Husband and wife sculptors, Angela Farquharson and Martin Duffy, have been creating custom-made figurative pieces for around 25 years – and have had an online presence for much of that time. They know all-too-well the difficulties of selling this kind of work remotely.
Here’s Angela and Martin’s story.
“I create figurative work, mainly of the female form, using bronze, ceramics, and other materials I sell my work to clients across the UK and as far afield as America.
I graduated in the year 2000, with a first-class honours’ degree from Wolverhampton University and, during my student time, had the opportunity to help at different ceramics fairs and was involved in the exhibition and marketing aspects of selling art and crafts. So, by the time I completed my studies, I was already selling my work at galleries and exhibitions.
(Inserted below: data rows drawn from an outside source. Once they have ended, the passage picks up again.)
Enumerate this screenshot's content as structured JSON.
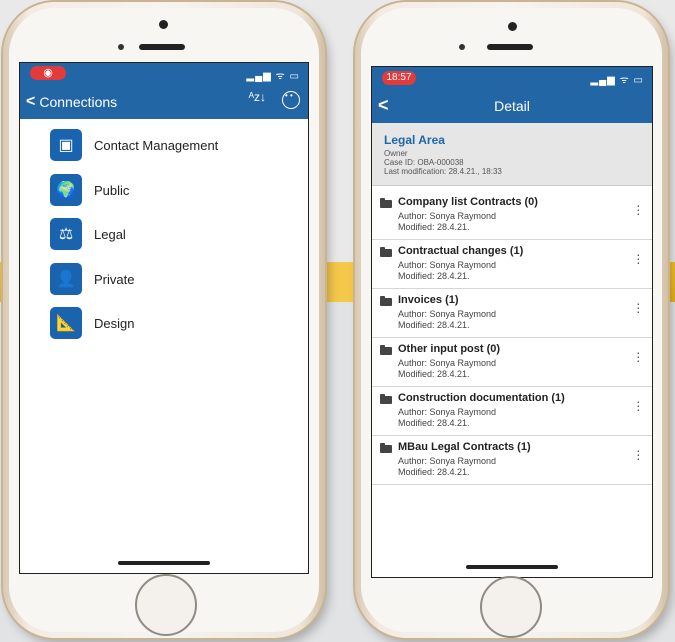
{
  "left": {
    "status": {
      "record_icon": "record-icon"
    },
    "nav": {
      "back_label": "Connections",
      "sort_icon": "sort-az-icon",
      "more_icon": "more-circle-icon"
    },
    "items": [
      {
        "label": "Contact Management",
        "icon": "contact-card-icon",
        "glyph": "▣"
      },
      {
        "label": "Public",
        "icon": "globe-icon",
        "glyph": "🌍"
      },
      {
        "label": "Legal",
        "icon": "scales-icon",
        "glyph": "⚖"
      },
      {
        "label": "Private",
        "icon": "person-lock-icon",
        "glyph": "👤"
      },
      {
        "label": "Design",
        "icon": "ruler-triangle-icon",
        "glyph": "📐"
      }
    ]
  },
  "right": {
    "status": {
      "time": "18:57"
    },
    "nav": {
      "title": "Detail"
    },
    "area": {
      "title": "Legal Area",
      "role": "Owner",
      "case_id": "Case ID: OBA-000038",
      "last_mod": "Last modification: 28.4.21., 18:33"
    },
    "folders": [
      {
        "name": "Company list Contracts (0)",
        "author": "Author: Sonya Raymond",
        "modified": "Modified: 28.4.21."
      },
      {
        "name": "Contractual changes (1)",
        "author": "Author: Sonya Raymond",
        "modified": "Modified: 28.4.21."
      },
      {
        "name": "Invoices (1)",
        "author": "Author: Sonya Raymond",
        "modified": "Modified: 28.4.21."
      },
      {
        "name": "Other input post (0)",
        "author": "Author: Sonya Raymond",
        "modified": "Modified: 28.4.21."
      },
      {
        "name": "Construction documentation (1)",
        "author": "Author: Sonya Raymond",
        "modified": "Modified: 28.4.21."
      },
      {
        "name": "MBau Legal Contracts (1)",
        "author": "Author: Sonya Raymond",
        "modified": "Modified: 28.4.21."
      }
    ]
  }
}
This continued and gradually led to where I am now.”
We sell our work at galleries and outdoor shows which have included the likes of the Chelsea Flower Show and Hampton Court – but much of that dried up this year. Having an online presence provides us with another vehicle to connect with the customer – not just to sell, but as a useful reference point. People may have seen our work at outdoor sculpture exhibitions, but they might not want to buy a piece straight away. With sculptures and their price points, it’s not usually an instant decision. So, having a site gives somewhere for people to return to you again – and look at your other work.”
“That’s right. People might see your work at an exhibition, and love your style, but may not be the right piece for them which is on show – which then leads to bespoke commission work.
We’ve been properly online since around 2004. It made sense to start a website together because it added more of a story behind our work – as a husband-and-wife team. But managing a website isn’t easy – with technical aspects like SEO optimisation taking a lot of time and money. You really do need expert advice to manage it all. And you find you’re competing against big galleries like the V&A for online space. It’s a bit like David versus Goliath.”
Distance selling our kind of work is difficult – it’s not like selling a set of taps! We create bespoke pieces, which is not the kind of thing people can easily send back for a refund. Dealing with that aspect of a relationship, between maker and seller, needs careful handling. And setting terms and conditions for this kind of sale isn’t something you can get off-the-shelf.
It’s important that terms are properly articulated in a way that enables the customer, and us as producers, to have a better understanding of the transaction and the production process – but this is technically difficult to word. We need expert input, so we stay on the right side of the law – to protect us and the customer.”